Prime Minister Narendra Modi will never admit it. His role models are not Deendayal Upadhyaya and Hedgewar of the RSS whom he periodically pays obeisance to. It is the Indira Gandhi mould in which he tries to cast himself in. Perhaps because he aspires to acquire the pedigree that life did not give him. Even though this may sound really far fetched if we open our minds and close our eyes.
His highly personalised style of functioning at the PMO and in the BJP is not just reminiscent of Mrs Gandhi, but also an unabashed imitation of it. And if imitation is the best form of flattery, it is a no-brainer that you flatter a person you admire almost like a sycophant would.
The mind says that Modi comes from the saffron brigade and is frank about his humble background. It often misses the point that stories of struggling mother and not having a pair of chappals, go down well with the electorate. And it is not easy for the pracharak of the Sangh Parivar to trapeze to a Congress or a left party.

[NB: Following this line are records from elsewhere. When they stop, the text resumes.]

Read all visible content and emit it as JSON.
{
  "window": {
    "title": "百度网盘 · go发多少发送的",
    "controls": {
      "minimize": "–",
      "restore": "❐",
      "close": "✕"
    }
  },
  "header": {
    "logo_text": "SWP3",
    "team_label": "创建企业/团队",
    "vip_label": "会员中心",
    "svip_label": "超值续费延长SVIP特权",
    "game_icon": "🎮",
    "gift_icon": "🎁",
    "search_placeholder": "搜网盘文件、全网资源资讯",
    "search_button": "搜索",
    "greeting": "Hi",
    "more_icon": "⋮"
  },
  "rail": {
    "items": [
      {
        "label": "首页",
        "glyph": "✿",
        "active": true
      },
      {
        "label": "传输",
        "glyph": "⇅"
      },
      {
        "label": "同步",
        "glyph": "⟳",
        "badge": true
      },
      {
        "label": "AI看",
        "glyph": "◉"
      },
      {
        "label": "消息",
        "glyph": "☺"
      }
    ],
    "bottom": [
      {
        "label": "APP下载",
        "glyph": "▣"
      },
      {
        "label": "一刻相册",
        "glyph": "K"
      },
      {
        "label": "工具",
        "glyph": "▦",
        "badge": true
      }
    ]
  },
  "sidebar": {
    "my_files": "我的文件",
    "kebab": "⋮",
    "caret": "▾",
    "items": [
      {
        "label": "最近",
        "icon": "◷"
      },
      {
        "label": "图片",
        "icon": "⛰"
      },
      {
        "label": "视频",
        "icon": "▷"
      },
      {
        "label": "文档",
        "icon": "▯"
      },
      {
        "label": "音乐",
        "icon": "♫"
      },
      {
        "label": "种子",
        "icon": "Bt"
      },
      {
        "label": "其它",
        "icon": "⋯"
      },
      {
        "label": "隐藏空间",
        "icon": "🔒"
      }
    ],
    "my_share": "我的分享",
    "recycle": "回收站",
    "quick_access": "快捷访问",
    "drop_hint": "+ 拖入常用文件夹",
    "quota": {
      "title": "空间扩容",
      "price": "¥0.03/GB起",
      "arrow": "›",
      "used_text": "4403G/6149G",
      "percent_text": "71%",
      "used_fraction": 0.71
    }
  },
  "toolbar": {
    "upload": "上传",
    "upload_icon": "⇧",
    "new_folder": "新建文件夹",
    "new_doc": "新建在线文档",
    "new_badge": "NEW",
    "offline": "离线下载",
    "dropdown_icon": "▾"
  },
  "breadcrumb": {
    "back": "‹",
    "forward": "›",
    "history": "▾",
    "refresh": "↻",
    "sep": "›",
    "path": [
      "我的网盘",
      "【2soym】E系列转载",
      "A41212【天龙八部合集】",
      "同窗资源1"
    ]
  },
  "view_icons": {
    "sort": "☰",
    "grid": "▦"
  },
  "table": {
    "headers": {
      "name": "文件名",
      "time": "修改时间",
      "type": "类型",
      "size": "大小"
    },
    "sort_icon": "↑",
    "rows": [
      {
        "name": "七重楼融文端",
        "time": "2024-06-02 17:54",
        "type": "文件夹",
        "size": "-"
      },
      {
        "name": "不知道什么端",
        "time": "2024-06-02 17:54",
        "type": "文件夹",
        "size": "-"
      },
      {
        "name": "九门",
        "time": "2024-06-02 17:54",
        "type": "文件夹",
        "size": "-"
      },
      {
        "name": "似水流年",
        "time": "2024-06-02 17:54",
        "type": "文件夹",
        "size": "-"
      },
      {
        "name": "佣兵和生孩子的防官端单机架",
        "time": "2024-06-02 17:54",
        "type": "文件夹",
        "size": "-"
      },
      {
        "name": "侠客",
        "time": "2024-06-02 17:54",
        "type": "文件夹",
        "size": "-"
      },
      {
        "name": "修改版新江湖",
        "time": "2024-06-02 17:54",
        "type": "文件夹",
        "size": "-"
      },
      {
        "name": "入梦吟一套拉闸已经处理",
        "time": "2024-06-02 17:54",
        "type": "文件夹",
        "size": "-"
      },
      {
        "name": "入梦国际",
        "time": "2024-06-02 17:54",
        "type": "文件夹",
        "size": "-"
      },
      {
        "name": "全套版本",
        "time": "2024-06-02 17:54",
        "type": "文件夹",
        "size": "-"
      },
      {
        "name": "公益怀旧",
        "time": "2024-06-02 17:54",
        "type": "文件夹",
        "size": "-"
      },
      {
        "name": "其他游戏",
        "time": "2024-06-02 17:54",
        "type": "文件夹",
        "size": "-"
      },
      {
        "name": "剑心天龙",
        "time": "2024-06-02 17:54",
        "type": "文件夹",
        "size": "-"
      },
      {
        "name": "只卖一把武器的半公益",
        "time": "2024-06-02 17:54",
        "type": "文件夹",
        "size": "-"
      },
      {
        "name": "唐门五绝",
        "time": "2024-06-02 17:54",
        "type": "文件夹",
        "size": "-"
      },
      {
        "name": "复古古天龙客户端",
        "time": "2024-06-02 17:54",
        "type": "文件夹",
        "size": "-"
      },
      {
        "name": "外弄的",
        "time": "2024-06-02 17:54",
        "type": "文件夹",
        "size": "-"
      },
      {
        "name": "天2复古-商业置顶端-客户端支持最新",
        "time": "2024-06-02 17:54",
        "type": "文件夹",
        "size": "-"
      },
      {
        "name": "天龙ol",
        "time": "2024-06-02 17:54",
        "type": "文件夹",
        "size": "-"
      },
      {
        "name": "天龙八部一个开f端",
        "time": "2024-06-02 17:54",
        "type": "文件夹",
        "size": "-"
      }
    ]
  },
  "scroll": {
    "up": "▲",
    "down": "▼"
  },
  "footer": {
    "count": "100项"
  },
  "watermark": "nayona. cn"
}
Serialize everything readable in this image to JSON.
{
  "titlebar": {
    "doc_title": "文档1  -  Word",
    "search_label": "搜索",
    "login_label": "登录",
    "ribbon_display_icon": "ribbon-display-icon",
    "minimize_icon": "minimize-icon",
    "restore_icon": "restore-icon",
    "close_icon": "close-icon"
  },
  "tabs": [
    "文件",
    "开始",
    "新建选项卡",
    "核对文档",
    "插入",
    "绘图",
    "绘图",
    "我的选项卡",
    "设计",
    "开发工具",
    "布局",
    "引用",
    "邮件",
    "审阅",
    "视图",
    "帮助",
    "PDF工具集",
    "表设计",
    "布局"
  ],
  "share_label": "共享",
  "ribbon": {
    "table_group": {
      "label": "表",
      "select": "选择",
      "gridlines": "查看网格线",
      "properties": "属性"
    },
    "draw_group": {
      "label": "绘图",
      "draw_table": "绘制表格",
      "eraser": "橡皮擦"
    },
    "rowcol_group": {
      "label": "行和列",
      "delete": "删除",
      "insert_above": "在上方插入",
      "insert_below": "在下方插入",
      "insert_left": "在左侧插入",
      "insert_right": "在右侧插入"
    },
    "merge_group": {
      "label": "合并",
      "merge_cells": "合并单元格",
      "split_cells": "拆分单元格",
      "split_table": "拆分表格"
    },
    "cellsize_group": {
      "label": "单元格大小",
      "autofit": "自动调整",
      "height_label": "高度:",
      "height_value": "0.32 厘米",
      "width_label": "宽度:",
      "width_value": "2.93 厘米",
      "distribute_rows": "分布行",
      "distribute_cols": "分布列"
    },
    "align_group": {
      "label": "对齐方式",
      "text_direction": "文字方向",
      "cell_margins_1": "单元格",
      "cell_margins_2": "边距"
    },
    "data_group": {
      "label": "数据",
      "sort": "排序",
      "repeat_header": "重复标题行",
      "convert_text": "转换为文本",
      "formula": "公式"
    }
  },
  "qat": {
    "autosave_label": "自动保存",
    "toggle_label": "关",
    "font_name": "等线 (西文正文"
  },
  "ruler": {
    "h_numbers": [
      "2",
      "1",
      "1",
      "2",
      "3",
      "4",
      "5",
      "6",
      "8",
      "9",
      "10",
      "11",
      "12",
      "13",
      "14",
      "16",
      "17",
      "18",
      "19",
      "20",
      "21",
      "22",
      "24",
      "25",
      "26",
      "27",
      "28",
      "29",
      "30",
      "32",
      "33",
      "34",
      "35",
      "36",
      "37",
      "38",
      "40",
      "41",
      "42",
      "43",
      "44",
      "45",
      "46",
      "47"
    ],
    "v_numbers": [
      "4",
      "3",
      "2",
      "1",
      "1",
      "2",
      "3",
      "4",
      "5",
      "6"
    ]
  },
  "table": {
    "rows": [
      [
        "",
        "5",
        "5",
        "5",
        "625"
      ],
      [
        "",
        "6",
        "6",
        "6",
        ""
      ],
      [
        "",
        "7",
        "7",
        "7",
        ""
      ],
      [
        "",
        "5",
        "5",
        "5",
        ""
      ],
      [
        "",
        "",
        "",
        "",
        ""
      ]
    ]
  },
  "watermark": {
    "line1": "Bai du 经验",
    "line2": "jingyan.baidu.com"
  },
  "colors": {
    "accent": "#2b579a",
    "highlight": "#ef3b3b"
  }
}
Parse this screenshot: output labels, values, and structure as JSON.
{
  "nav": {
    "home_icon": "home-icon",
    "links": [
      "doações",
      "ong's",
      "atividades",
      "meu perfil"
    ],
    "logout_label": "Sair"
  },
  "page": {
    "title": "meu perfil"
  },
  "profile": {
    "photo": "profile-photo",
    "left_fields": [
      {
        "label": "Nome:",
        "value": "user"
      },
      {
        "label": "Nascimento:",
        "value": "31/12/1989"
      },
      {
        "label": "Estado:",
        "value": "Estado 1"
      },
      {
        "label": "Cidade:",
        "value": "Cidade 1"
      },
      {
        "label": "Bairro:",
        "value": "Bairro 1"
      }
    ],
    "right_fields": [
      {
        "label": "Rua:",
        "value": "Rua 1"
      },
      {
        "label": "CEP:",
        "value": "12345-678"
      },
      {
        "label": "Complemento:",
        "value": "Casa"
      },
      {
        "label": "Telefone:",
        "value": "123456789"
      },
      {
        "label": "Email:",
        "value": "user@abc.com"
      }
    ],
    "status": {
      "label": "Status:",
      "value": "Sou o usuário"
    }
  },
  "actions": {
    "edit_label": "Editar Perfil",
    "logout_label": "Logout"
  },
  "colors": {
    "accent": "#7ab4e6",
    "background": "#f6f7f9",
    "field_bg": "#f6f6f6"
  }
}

But the open eyes show a Modi switching suits, shawls and stoles, all that would be prohibitive for those not born to wealth, at least thrice a day! From his shoes to the pocket square, the pen and the pin, all smell of money. His extremely coordinated and brilliantly designed sartorial style is something the mind will say is good for India's image. But open your eyes to the reality around, and the mind will ask, is it paid for by the tax payers?
Mrs Gandhi too changed her sarees to suit the event. They told the stories of India's wealth of weaves and helped promote the livelihood of weavers and craftsmen. Rajiv Gandhi's most remembered apparel was the natural shade of pashmina lohi that he wore—it was not the priceless shawl but the way he draped it across his shoulder that had everyone going gaga over him.
Modi may try to be like Indira—a strong and capable leader. But in 18 months, he has shown a strength that has got him nowhere, the capability we have yet to see. He seems to be encouraging cronies like she did, but has not touched people's lives the way she did.
Does Modi really believe that pedigree—even an acquired faux variety—can make a great Prime Minister? He does not have to apply his mind for an answer. He has just to open his eyes and see Rahul Gandhi.
He would do well to look at one of the many photographs of former prime minister Atal Bihari Vajpayee from his own party, for inspiration. It was not just his partymen who love him. The opposition leaders have anecdotes laced with love for this Bharat Ratna.